Tony Maylam’s Split Second is probably forever doomed to be a cult favorite, but it’s a pity it’s not better known. It has a wild, sometimes even manic electricity that covers up most deficiencies. I happened to watch it back-to-back with another forgotten 90s sci-fi, Screamers, which is as much a drag as Split Second is a good time. A boring bad movie is the pits, but a bad movie with verve can be a blast. Good thing Split Second is the latter.
It hails from that very specific trenchcoat / combat boots / spiky hair / round tinted glasses moment in the early ’90s, with all the look and feel of cyberpunk without the cyber. It’s almost kind of a relief to see a sci-fi movie that isn’t packed with PDAs, virtual reality goggles, floppy discs, or other gizmos. The sets, costumes, and art direction are all nice, but would have probably looked better had the studio lights not been cranked all the way up. Also of note: the goopy monster suit looks so much like 2018’s computer-generated Venom that it seems beyond coincidence.
Rutger Hauer is entertainingly eccentric and committed throughout, and has an unexpected chemistry (a baseline requirement for the buddy cop genre) with Alastair Duncan — if a little less chemistry with Kim Cattrall. She’s super-cute here, sporting what looks like Juliette Binoche’s haircut from The Unbearable Lightness of Being, but (check calendar) it’s probably her Vulcan hairdo from Star Trek: The Undiscovered Country.
As over the top and ridiculous it is about everything else, Split Second is unexpectedly clear-eyed about climate change.
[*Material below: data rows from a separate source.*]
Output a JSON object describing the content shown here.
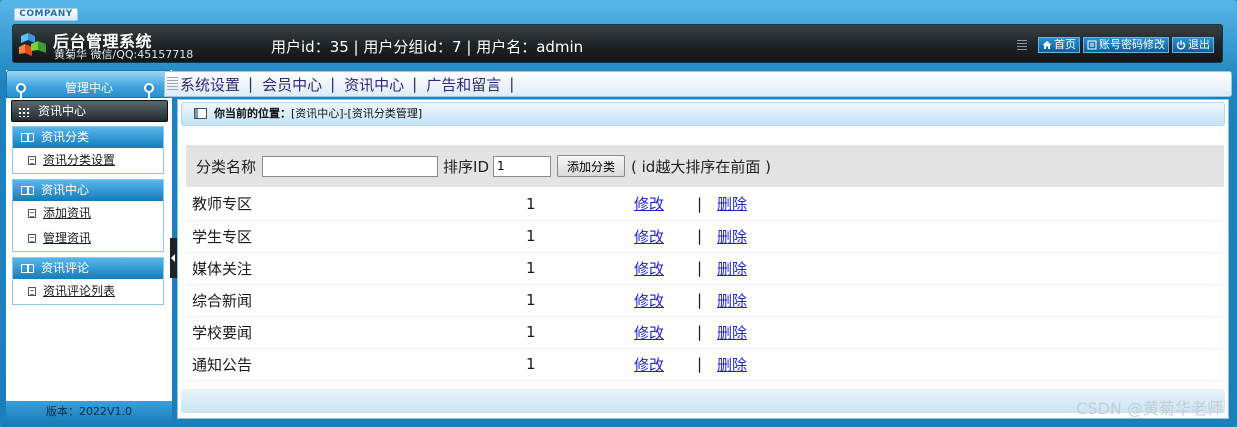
{
  "header": {
    "company_tag": "COMPANY",
    "title": "后台管理系统",
    "subtitle": "黄菊华 微信/QQ:45157718",
    "user_info": "用户id：35 | 用户分组id：7 | 用户名：admin",
    "links": [
      {
        "label": "首页",
        "icon": "home-icon"
      },
      {
        "label": "账号密码修改",
        "icon": "account-icon"
      },
      {
        "label": "退出",
        "icon": "power-icon"
      }
    ]
  },
  "sidebar": {
    "title": "管理中心",
    "active": "资讯中心",
    "groups": [
      {
        "title": "资讯分类",
        "items": [
          "资讯分类设置"
        ]
      },
      {
        "title": "资讯中心",
        "items": [
          "添加资讯",
          "管理资讯"
        ]
      },
      {
        "title": "资讯评论",
        "items": [
          "资讯评论列表"
        ]
      }
    ],
    "version": "版本：2022V1.0"
  },
  "nav": {
    "items": [
      "系统设置",
      "会员中心",
      "资讯中心",
      "广告和留言"
    ],
    "separator": "|"
  },
  "breadcrumb": {
    "label": "你当前的位置：",
    "path": "[资讯中心]-[资讯分类管理]"
  },
  "form": {
    "name_label": "分类名称",
    "name_value": "",
    "id_label": "排序ID",
    "id_value": "1",
    "add_button": "添加分类",
    "hint": "( id越大排序在前面 )"
  },
  "table": {
    "edit_label": "修改",
    "sep": "|",
    "delete_label": "删除",
    "rows": [
      {
        "name": "教师专区",
        "sort_id": "1"
      },
      {
        "name": "学生专区",
        "sort_id": "1"
      },
      {
        "name": "媒体关注",
        "sort_id": "1"
      },
      {
        "name": "综合新闻",
        "sort_id": "1"
      },
      {
        "name": "学校要闻",
        "sort_id": "1"
      },
      {
        "name": "通知公告",
        "sort_id": "1"
      }
    ]
  },
  "watermark": "CSDN @黄菊华老师"
}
This near-future dystopia is a waterlogged London beset by extreme weather, poverty, crime, vermin, and pestilence. It makes the roughly contemporaneous Waterworld look like the cartoon it is.